◆ Aim of the exercise:
Working through the lines below, return each one that holds "incididunt".

Data about app and page elements
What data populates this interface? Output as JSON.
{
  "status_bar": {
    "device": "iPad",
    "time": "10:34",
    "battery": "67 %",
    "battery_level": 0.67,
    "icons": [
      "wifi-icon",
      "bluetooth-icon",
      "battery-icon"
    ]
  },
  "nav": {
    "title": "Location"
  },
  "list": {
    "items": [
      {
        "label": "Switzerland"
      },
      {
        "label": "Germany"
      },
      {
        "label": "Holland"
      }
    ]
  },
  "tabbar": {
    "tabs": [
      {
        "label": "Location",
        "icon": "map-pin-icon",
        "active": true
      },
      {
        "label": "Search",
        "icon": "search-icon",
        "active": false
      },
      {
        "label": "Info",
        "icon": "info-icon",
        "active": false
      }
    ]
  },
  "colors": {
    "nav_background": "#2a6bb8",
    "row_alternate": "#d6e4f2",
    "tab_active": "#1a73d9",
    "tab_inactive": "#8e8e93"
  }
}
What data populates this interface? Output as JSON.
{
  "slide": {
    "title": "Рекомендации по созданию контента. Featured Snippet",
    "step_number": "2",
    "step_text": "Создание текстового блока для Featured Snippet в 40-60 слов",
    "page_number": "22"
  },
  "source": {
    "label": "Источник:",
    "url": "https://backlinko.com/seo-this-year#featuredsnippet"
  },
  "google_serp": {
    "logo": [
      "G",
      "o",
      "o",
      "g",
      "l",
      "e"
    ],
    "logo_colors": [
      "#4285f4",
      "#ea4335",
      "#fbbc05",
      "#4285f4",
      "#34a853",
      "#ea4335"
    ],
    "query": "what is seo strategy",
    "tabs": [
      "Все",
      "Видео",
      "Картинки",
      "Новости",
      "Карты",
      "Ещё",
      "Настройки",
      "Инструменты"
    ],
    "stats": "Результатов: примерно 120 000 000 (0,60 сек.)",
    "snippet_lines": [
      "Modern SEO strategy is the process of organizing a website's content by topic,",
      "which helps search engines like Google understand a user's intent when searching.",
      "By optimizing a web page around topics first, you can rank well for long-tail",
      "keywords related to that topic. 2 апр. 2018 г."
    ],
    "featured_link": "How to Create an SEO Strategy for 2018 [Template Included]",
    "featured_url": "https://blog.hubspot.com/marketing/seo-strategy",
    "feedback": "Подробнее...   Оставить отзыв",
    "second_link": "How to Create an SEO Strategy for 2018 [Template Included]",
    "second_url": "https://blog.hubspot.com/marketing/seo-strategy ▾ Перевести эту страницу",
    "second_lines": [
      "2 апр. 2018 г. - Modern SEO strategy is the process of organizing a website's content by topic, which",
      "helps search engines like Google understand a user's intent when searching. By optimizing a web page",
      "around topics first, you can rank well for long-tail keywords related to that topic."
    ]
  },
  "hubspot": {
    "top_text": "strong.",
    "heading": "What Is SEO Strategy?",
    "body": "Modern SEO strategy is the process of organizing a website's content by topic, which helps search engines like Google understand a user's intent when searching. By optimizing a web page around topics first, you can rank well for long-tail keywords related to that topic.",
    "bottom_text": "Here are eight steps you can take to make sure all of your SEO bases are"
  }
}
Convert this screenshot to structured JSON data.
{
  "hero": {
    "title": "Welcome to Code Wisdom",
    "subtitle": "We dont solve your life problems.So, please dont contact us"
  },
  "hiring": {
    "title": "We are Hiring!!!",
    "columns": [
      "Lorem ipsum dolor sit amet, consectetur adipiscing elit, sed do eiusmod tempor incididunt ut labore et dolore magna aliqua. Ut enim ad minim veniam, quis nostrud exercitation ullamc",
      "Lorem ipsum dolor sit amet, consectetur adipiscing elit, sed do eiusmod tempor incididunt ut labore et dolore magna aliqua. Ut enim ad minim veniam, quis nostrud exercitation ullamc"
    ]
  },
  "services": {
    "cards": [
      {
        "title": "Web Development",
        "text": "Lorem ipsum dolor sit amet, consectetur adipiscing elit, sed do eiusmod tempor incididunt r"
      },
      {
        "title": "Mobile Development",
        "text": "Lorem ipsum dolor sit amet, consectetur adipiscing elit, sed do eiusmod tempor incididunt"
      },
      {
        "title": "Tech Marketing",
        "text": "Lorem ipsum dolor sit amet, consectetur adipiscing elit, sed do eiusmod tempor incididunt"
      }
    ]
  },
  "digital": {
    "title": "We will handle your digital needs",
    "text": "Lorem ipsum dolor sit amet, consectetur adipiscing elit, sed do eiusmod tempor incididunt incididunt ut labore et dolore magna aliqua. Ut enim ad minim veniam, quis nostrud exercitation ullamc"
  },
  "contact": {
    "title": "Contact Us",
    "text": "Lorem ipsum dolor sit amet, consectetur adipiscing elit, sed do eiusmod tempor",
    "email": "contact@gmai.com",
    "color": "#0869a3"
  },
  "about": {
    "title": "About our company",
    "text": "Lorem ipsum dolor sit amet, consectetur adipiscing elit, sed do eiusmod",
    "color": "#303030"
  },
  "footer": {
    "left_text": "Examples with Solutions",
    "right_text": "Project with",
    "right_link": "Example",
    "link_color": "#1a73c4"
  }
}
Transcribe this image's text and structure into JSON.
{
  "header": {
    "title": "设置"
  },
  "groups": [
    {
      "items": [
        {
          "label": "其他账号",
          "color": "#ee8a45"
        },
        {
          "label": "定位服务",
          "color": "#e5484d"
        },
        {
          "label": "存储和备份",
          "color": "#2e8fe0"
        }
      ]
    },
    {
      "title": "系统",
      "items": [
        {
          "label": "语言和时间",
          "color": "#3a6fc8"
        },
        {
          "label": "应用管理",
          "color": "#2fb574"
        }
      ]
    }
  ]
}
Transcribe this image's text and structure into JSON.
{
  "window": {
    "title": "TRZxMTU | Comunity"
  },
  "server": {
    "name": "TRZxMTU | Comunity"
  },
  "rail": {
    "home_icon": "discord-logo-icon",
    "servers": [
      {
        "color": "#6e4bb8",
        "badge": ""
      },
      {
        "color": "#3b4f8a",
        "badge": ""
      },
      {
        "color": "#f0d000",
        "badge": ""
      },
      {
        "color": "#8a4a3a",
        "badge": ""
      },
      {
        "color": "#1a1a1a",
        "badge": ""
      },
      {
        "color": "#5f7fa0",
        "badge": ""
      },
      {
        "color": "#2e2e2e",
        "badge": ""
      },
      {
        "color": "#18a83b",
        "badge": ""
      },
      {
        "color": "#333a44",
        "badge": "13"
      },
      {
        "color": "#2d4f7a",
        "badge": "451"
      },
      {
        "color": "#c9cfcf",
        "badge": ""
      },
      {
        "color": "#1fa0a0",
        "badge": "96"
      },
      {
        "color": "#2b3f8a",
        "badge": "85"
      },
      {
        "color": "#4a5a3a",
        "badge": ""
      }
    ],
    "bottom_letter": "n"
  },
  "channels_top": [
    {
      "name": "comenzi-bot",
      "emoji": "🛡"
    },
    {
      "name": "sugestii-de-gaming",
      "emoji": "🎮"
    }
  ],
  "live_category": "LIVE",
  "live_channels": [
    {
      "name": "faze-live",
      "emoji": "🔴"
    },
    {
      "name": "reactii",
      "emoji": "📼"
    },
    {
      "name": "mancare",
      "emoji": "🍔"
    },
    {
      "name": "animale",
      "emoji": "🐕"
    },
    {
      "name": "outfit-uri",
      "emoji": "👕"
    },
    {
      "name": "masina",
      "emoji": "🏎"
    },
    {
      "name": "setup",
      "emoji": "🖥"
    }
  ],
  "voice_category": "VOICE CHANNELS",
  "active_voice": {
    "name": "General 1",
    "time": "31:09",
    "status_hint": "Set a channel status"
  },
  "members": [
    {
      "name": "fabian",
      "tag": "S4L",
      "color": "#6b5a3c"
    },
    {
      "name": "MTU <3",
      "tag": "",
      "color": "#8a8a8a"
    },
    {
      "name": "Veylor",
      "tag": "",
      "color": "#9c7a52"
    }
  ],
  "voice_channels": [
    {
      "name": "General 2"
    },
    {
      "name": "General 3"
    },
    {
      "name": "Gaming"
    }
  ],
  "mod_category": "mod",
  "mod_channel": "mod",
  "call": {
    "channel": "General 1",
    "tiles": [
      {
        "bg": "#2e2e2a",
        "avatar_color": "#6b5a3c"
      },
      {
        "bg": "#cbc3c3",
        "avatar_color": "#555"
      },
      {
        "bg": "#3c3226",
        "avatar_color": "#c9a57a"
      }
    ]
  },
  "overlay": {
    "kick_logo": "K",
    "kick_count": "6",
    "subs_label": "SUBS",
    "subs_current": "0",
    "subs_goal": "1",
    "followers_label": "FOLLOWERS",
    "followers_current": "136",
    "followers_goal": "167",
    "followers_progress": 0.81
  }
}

◆ Response:
      "Lorem ipsum dolor sit amet, consectetur adipiscing elit, sed do eiusmod tempor incididunt ut labore et dolore magna aliqua. Ut enim ad minim veniam, quis nostrud exercitation ullamc",
      "Lorem ipsum dolor sit amet, consectetur adipiscing elit, sed do eiusmod tempor incididunt ut labore et dolore magna aliqua. Ut enim ad minim veniam, quis nostrud exercitation ullamc"
        "text": "Lorem ipsum dolor sit amet, consectetur adipiscing elit, sed do eiusmod tempor incididunt r"
        "text": "Lorem ipsum dolor sit amet, consectetur adipiscing elit, sed do eiusmod tempor incididunt"
        "text": "Lorem ipsum dolor sit amet, consectetur adipiscing elit, sed do eiusmod tempor incididunt"
    "text": "Lorem ipsum dolor sit amet, consectetur adipiscing elit, sed do eiusmod tempor incididunt incididunt ut labore et dolore magna aliqua. Ut enim ad minim veniam, quis nostrud exercitation ullamc"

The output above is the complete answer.